[Data excerpts]

*** Begin section ***

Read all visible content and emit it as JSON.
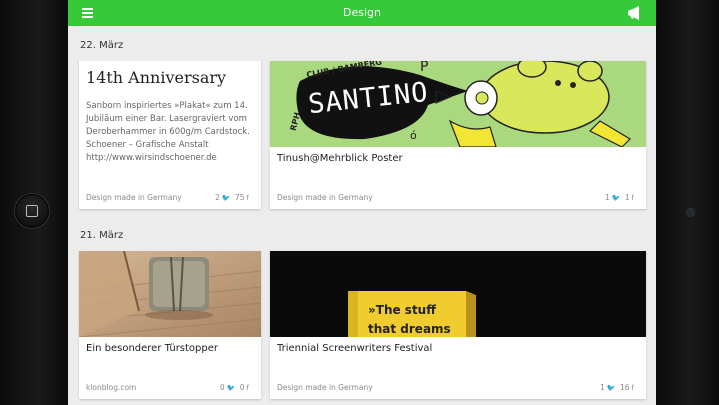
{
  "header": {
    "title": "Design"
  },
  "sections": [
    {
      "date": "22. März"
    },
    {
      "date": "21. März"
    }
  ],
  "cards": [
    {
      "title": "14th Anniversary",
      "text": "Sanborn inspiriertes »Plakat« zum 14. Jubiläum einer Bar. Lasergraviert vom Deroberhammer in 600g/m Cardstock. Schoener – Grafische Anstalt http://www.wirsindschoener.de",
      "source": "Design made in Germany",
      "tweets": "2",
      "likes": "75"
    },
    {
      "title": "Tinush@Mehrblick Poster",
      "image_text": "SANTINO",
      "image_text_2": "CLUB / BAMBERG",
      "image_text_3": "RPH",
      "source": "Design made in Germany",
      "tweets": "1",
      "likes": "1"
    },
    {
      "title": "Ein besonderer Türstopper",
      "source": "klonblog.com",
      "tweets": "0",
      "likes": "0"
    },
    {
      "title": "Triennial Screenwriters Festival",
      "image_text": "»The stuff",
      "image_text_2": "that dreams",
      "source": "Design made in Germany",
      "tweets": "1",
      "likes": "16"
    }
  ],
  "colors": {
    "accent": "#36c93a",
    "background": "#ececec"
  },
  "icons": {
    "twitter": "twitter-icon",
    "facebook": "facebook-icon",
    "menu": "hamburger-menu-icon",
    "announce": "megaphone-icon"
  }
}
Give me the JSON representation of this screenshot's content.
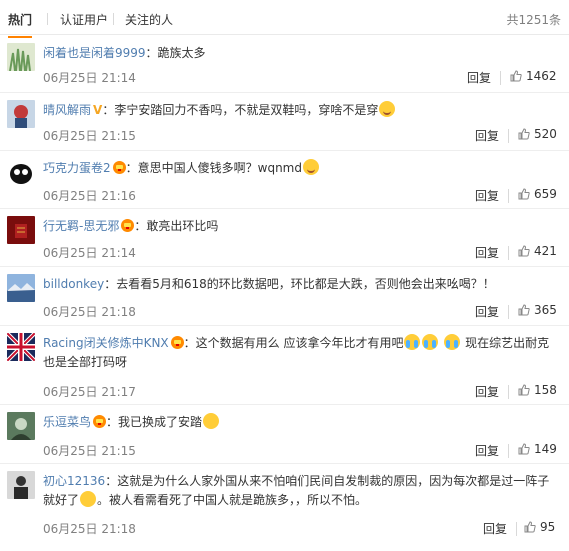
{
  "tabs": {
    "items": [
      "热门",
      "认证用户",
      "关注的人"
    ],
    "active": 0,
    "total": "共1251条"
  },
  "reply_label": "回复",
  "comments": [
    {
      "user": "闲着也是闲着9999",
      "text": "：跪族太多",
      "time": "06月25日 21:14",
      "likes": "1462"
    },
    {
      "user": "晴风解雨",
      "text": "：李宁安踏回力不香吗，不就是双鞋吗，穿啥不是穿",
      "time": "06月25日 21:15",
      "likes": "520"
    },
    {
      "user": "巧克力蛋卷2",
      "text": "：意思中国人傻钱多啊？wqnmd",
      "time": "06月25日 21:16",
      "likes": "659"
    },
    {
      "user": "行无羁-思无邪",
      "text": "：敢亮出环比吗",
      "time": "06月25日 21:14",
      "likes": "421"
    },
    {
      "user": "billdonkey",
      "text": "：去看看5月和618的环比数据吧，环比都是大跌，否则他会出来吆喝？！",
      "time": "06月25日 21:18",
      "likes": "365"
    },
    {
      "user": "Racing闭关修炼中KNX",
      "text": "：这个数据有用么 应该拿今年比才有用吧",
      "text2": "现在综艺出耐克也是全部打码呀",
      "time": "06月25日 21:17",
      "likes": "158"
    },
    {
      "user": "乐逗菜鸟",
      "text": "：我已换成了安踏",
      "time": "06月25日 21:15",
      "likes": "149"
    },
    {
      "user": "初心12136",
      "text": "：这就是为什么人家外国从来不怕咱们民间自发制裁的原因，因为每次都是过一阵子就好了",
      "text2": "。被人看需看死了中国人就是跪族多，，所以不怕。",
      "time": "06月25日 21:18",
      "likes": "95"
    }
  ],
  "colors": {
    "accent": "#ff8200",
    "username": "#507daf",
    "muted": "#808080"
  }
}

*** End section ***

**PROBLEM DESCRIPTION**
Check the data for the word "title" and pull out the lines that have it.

**RESULT OF THIS EXERCISE**
    "title": "Design"
      "title": "14th Anniversary",
      "title": "Tinush@Mehrblick Poster",
      "title": "Ein besonderer Türstopper",
      "title": "Triennial Screenwriters Festival",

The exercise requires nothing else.